A promising personalized approach to treat small cell lung cancer
Small cell lung cancer (SCLC), which accounts for 10-15 percent of all lung cancer cases, is extremely aggressive, with a five-year survival rate of about two percent. Although SCLC can arise from a diverse range of genetic mutations—meaning each patient’s tumor is unique—all patients are treated the same way, with platinum-based chemotherapy.
A new study that includes contributions from Robert Wechsler-Reya, Ph.D., professor at SBP, makes an important advance toward a better, more precise therapy for patients whose tumors share a key genetic alteration—extra copies of a gene called MYC. The research, published in the journal Cancer Cell, suggests that combining Aurora kinase inhibitors, a relatively new class of anti-cancer drugs, with chemotherapy may improve outcomes for patients with MYC-driven tumors.
The research comes from the lab of Trudy Oliver, Ph.D., an assistant professor at the Huntsman Cancer Institute at the University of Utah (and a former graduate student of Wechsler-Reya’s). With the help of mice generated by Wechsler-Reya’s lab, Oliver created a new model of MYC-driven SCLC, and used it to demonstrate that the combination of Aurora kinase inhibitors and chemotherapy was more effective in slowing tumor progression than either drug alone.
“The new findings suggest that this drug combination may be effective in patients with this devastating form of lung cancer, which accounts for 20 percent of small cell cases,” says Wechsler-Reya. “And since several Aurora inhibitors are already in clinical trials for other cancers, trials in SCLC patients could start soon.”
The research builds on prior results from another collaborator on the paper, Martin Sos, Ph.D., junior research group leader at the University of Cologne, whose in vitro studies found that SCLC cell lines with extra MYC are susceptible to Aurora kinase inhibitors. The new study looked at whether that’s also true of MYC-driven tumors in vivo, using the new mouse model that was created with the help of Wechsler-Reya’s lab.
The research also establishes the relevance of the mouse model by showing that MYC-driven SCLC, as suggested by studies in patients, is particularly bad—it grows and metastasizes very rapidly. Just as importantly, they found that this subtype is distinguishable by its appearance and by a combination of markers, which could help identify which patients will benefit from Aurora inhibitors.
“Clinical trials of Aurora kinase inhibitors alone have yielded mixed results in SCLC patients,” adds Oliver. “Our findings suggest that those drugs may work better if they’re combined with chemo and given only to patients whose tumor morphology and markers indicate they’re driven by MYC.”

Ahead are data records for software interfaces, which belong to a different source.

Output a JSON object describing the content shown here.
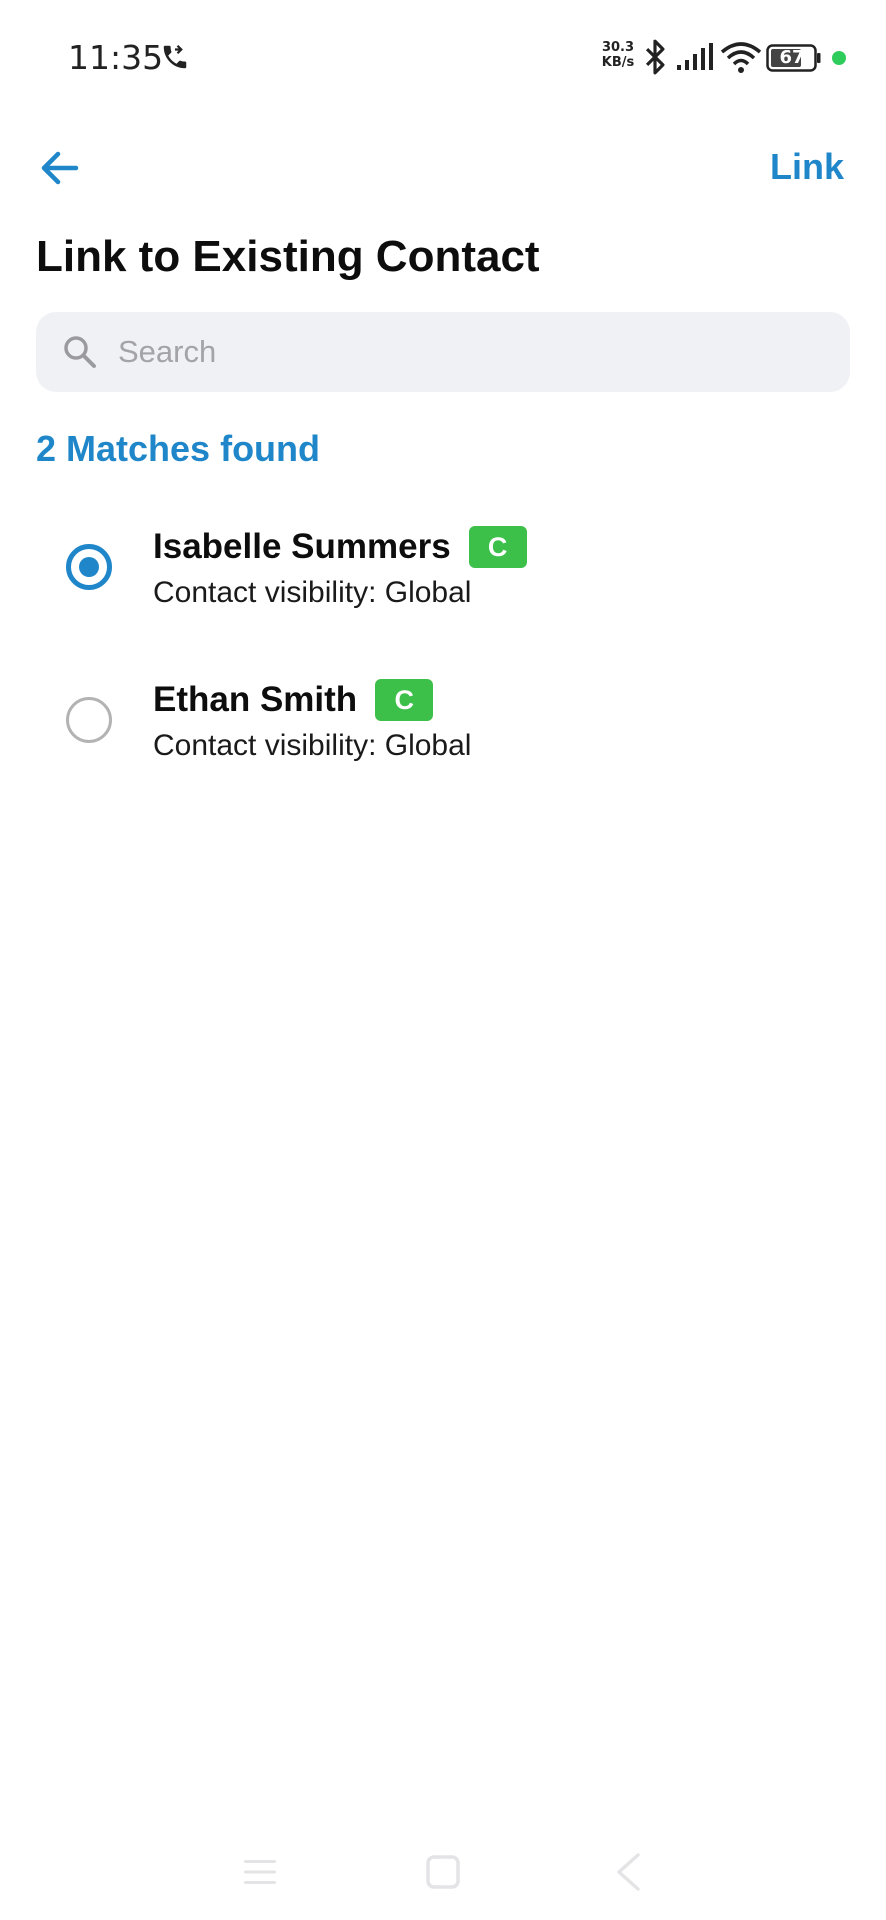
{
  "status_bar": {
    "time": "11:35",
    "net_speed_value": "30.3",
    "net_speed_unit": "KB/s",
    "battery_level": "67",
    "icons": [
      "call-icon",
      "bluetooth-icon",
      "signal-icon",
      "wifi-icon",
      "battery-icon"
    ],
    "dot_color": "#2ecc5a"
  },
  "header": {
    "back_icon": "arrow-left-icon",
    "link_label": "Link",
    "title": "Link to Existing Contact"
  },
  "search": {
    "placeholder": "Search",
    "value": ""
  },
  "matches": {
    "label": "2 Matches found",
    "items": [
      {
        "name": "Isabelle Summers",
        "badge": "C",
        "visibility": "Contact visibility: Global",
        "selected": true
      },
      {
        "name": "Ethan Smith",
        "badge": "C",
        "visibility": "Contact visibility: Global",
        "selected": false
      }
    ]
  },
  "colors": {
    "accent": "#1f87c9",
    "badge": "#3cc04a",
    "search_bg": "#f0f1f5"
  },
  "nav_bar": {
    "icons": [
      "menu-icon",
      "home-icon",
      "back-icon"
    ]
  }
}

The paper is available online here.
Hear Wechsler-Reya discuss his lab's contribution: